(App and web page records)
= Beginning of Section =

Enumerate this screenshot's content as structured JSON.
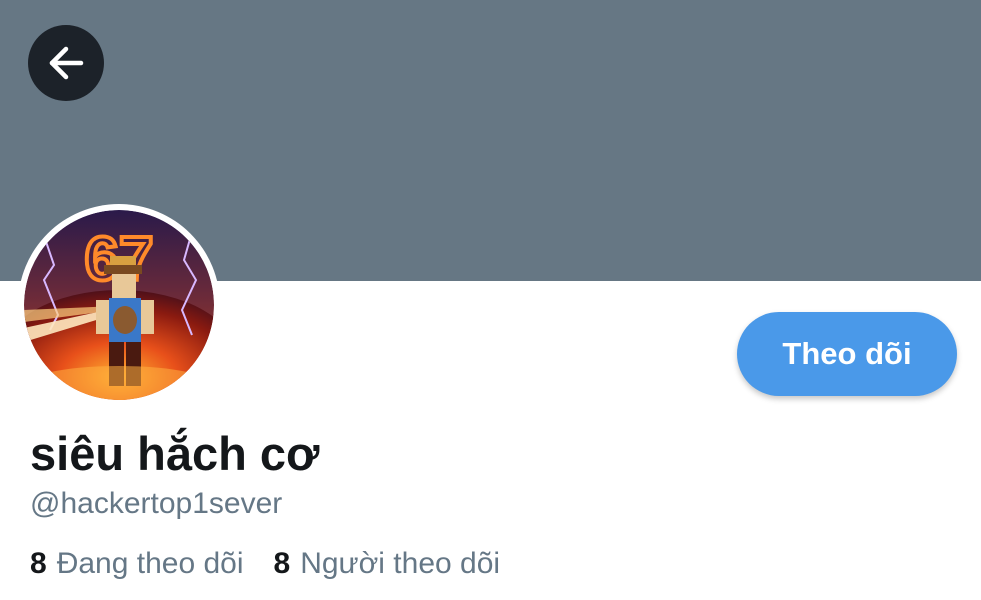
{
  "header": {
    "back_icon": "arrow-left-icon",
    "banner_color": "#667784"
  },
  "profile": {
    "avatar_icon": "avatar-image",
    "display_name": "siêu hắch cơ",
    "username": "@hackertop1sever",
    "follow_label": "Theo dõi",
    "accent_color": "#4a99e9"
  },
  "stats": {
    "following_count": "8",
    "following_label": "Đang theo dõi",
    "followers_count": "8",
    "followers_label": "Người theo dõi"
  },
  "avatar_text": "67"
}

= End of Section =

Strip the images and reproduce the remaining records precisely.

> **Your solution**
Enumerate this screenshot's content as structured JSON.
{
  "header": {
    "back_icon": "arrow-left-icon",
    "banner_color": "#667784"
  },
  "profile": {
    "avatar_icon": "avatar-image",
    "display_name": "siêu hắch cơ",
    "username": "@hackertop1sever",
    "follow_label": "Theo dõi",
    "accent_color": "#4a99e9"
  },
  "stats": {
    "following_count": "8",
    "following_label": "Đang theo dõi",
    "followers_count": "8",
    "followers_label": "Người theo dõi"
  },
  "avatar_text": "67"
}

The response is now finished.